Assisi © Livia Hengel


Brisighella, located in the verdant and fertile Emilia-Romagna region, is a medieval town with defensive walls and a prominent castle fortress at its precipice. The Rocca Manfrediana Castle dates back to the 14th century and continues important works of medieval military art while the nearby clock tower was erected in the 13th century and had similar defensive purposes. Brisighella is a pleasure to walk through for its cobblestone alleyways and contains an ancient elevated street with arched windows that was used by merchants. It is listed as one of the Borghi più belli d’Italia, Italy’s most beautiful villages, and holds a number of festivals throughout the year, making it worth a visit in any season.

Brisighella © Livia Hengel


The Umbrian town of Orvieto is one of the most delightful destinations in central Italy and a great place for a weekend escape from Rome. With its pedestrian-friendly center, noteworthy sites, dozens of tantalizing restaurants and one of the country’s most formidable cathedrals, Orvieto is a diamond in the rough overshadowed by its more famous Tuscan neighbors. The Duomo di Orvieto rises up above the skyline with its striking facade that musters up particularly stirring emotions at street level for its incongruity with the town’s small and winding alleyways. It is a must-visit for its gorgeous frescoed chapels, particularly Luca Signorelli’s depictions of the Last Judgement, which is said to have inspired some of Michelangelo’s figures in the Sistine Chapel. The lofty Torre del Moro bell tower affords incredible views of the town and Umbrian countryside, which are particularly magnificent at sunset.

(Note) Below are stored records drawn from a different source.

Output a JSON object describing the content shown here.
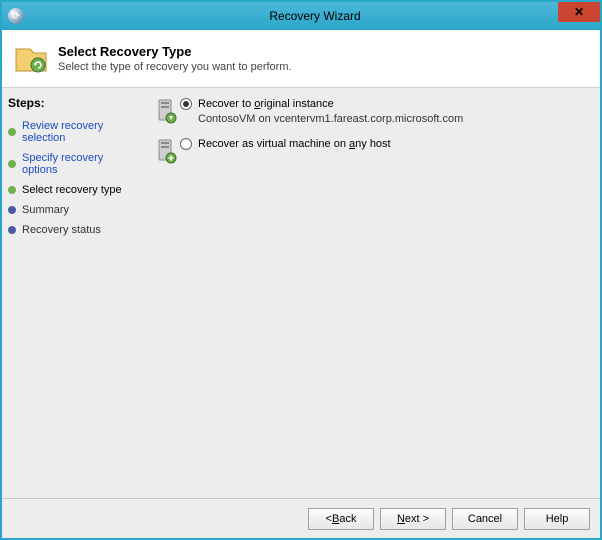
{
  "window": {
    "title": "Recovery Wizard"
  },
  "header": {
    "title": "Select Recovery Type",
    "subtitle": "Select the type of recovery you want to perform."
  },
  "sidebar": {
    "steps_label": "Steps:",
    "items": [
      {
        "label": "Review recovery selection",
        "state": "done",
        "link": true
      },
      {
        "label": "Specify recovery options",
        "state": "done",
        "link": true
      },
      {
        "label": "Select recovery type",
        "state": "current",
        "link": false
      },
      {
        "label": "Summary",
        "state": "pending",
        "link": false
      },
      {
        "label": "Recovery status",
        "state": "pending",
        "link": false
      }
    ]
  },
  "options": {
    "original": {
      "label_pre": "Recover to ",
      "label_hot": "o",
      "label_post": "riginal instance",
      "detail": "ContosoVM on vcentervm1.fareast.corp.microsoft.com",
      "selected": true
    },
    "anyhost": {
      "label_pre": "Recover as virtual machine on ",
      "label_hot": "a",
      "label_post": "ny host",
      "selected": false
    }
  },
  "footer": {
    "back_pre": "< ",
    "back_hot": "B",
    "back_post": "ack",
    "next_pre": "",
    "next_hot": "N",
    "next_post": "ext >",
    "cancel": "Cancel",
    "help": "Help"
  }
}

Orvieto © Livia Hengel


Sicily’s crown jewel Taormina was inhabited by an Italic tribe during the Iron Age even before the Greeks arrived on the island in 734 BC. With its marvelous location overlooking the Ionian Coast, it has been beloved through millennia and became a well-known tourist destination in the 19th century when German artists and writers such as Wilhelm von Gloeden and Johann Wolfgang Goethe spoke of its praises. In the 20th century, Taormina attracted literary figures such as D.H. Lawrence and Truman Capote, both of whom lived in the same villa, albeit decades apart. Taormina’s main attraction is its ancient 3rd century Greek theater, the second largest in Sicily and one of its best preserved; it continues to be used for operatic and theatrical performances and concerts in the summer months, making for a truly remarkable viewing and listening experience.

Taormina © Livia Hengel


Located in the Maremma region of southern Tuscany, Pitigliano rises dramatically from a tufa ridge with houses built directly into the cliff, blurring where nature begins and ends. Originally inhabited by the Etruscans, the town traded hands between a number of noble families vying for power in central Italy, among them the Orsini family who built the fortified 13th century Palazzo Orsini, which remains a point of interest for visitors. Pitigliano is regarded as “the little Jerusalem” due to the historical presence of a large Jewish community that settled in the town to avoid persecution during the Counter-Reformation in the 16th century. Unlike in bigger cities, the Jews were not initially confined to living in ghettos and were well integrated in the town’s social and economic life until the rise of Fascism and anti-Semetic campaigns began in the lead up to World War II. Today only a handful of Jews still live in the town but their heritage persists through a Synagogue and Jewish cemetery.

Pitigliano © Livia Hengel